**PROBLEM REQUIREMENTS**
Return, from the data that follows, each line that holds the word "placeholder".

Items from an interface collection:
/---

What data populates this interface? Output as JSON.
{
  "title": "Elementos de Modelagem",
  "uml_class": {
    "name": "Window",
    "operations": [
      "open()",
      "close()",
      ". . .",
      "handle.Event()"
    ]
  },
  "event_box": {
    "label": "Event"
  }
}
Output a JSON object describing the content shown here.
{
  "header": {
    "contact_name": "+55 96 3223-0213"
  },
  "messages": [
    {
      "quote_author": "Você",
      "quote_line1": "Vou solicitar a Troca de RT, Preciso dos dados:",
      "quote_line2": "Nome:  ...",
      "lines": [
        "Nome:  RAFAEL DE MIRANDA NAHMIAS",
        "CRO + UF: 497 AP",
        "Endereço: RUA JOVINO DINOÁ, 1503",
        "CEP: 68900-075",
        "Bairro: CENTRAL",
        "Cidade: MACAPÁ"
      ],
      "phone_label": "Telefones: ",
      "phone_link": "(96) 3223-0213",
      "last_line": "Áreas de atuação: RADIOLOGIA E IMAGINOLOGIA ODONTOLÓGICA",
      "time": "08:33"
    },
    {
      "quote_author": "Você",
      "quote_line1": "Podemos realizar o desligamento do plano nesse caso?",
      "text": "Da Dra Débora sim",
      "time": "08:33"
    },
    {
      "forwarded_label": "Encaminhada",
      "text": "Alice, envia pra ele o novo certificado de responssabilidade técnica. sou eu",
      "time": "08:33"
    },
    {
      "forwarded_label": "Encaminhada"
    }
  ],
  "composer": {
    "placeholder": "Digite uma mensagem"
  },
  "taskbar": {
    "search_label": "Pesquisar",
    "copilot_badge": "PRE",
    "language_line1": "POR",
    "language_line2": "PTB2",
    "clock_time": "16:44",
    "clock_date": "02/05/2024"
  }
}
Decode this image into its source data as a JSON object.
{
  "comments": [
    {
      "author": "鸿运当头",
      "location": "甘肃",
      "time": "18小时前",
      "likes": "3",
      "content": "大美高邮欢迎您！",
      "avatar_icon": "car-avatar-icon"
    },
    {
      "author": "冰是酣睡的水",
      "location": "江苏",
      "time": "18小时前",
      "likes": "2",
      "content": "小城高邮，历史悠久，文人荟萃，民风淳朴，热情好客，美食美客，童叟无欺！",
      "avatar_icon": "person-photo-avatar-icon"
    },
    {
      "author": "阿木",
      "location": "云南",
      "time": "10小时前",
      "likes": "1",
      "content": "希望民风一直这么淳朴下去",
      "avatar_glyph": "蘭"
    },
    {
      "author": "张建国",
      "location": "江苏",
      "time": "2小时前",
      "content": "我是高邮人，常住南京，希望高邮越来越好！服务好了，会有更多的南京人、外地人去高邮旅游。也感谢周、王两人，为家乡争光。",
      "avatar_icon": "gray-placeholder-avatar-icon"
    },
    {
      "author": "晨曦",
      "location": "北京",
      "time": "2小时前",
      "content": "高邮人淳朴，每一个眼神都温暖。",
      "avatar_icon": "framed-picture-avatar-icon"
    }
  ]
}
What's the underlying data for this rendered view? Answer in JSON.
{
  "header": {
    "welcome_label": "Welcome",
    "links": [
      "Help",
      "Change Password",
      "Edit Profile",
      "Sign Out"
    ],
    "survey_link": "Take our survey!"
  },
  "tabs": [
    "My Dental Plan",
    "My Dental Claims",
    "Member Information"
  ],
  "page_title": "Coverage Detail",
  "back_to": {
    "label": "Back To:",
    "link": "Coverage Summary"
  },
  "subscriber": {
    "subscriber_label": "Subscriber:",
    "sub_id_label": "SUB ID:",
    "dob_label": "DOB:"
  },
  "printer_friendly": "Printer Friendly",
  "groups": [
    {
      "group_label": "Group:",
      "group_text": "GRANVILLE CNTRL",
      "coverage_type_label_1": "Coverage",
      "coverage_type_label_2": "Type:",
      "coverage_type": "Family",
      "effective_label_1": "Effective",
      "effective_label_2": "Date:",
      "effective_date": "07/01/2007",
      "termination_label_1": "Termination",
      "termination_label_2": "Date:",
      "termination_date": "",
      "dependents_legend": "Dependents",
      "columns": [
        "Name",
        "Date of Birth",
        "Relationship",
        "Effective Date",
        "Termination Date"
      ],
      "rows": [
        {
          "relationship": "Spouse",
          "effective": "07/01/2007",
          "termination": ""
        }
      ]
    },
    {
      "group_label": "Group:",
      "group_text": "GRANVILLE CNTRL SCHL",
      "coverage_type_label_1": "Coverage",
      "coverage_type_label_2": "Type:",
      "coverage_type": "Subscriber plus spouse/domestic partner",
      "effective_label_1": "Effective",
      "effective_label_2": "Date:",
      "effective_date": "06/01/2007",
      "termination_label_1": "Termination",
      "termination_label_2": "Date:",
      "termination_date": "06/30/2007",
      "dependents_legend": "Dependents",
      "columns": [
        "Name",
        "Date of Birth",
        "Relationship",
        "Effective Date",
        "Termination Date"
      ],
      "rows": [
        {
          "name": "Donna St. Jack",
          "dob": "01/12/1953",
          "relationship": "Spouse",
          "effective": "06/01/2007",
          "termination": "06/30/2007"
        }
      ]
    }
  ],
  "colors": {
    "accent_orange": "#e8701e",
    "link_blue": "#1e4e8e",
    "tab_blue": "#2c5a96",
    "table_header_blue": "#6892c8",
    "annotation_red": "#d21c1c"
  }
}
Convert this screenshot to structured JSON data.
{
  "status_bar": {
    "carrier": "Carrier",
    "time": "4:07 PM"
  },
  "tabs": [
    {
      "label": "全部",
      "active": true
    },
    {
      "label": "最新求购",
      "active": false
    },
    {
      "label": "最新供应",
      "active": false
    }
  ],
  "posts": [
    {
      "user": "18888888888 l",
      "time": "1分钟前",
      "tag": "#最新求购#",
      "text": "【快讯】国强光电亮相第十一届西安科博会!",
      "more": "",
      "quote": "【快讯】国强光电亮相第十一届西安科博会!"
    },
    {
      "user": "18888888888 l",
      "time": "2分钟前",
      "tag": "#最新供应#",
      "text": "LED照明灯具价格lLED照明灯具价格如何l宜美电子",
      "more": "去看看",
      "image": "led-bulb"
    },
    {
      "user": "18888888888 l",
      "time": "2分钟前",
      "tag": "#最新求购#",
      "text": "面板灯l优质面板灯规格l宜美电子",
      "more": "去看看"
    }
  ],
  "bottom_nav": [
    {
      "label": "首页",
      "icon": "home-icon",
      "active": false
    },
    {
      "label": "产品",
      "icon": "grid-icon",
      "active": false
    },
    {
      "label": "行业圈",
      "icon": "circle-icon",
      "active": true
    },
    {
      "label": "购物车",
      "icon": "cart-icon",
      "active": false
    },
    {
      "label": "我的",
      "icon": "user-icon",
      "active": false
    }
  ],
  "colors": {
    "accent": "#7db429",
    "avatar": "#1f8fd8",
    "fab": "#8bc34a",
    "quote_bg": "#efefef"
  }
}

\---

**YOUR RESPONSE**
    "placeholder": "Digite uma mensagem"
      "avatar_icon": "gray-placeholder-avatar-icon"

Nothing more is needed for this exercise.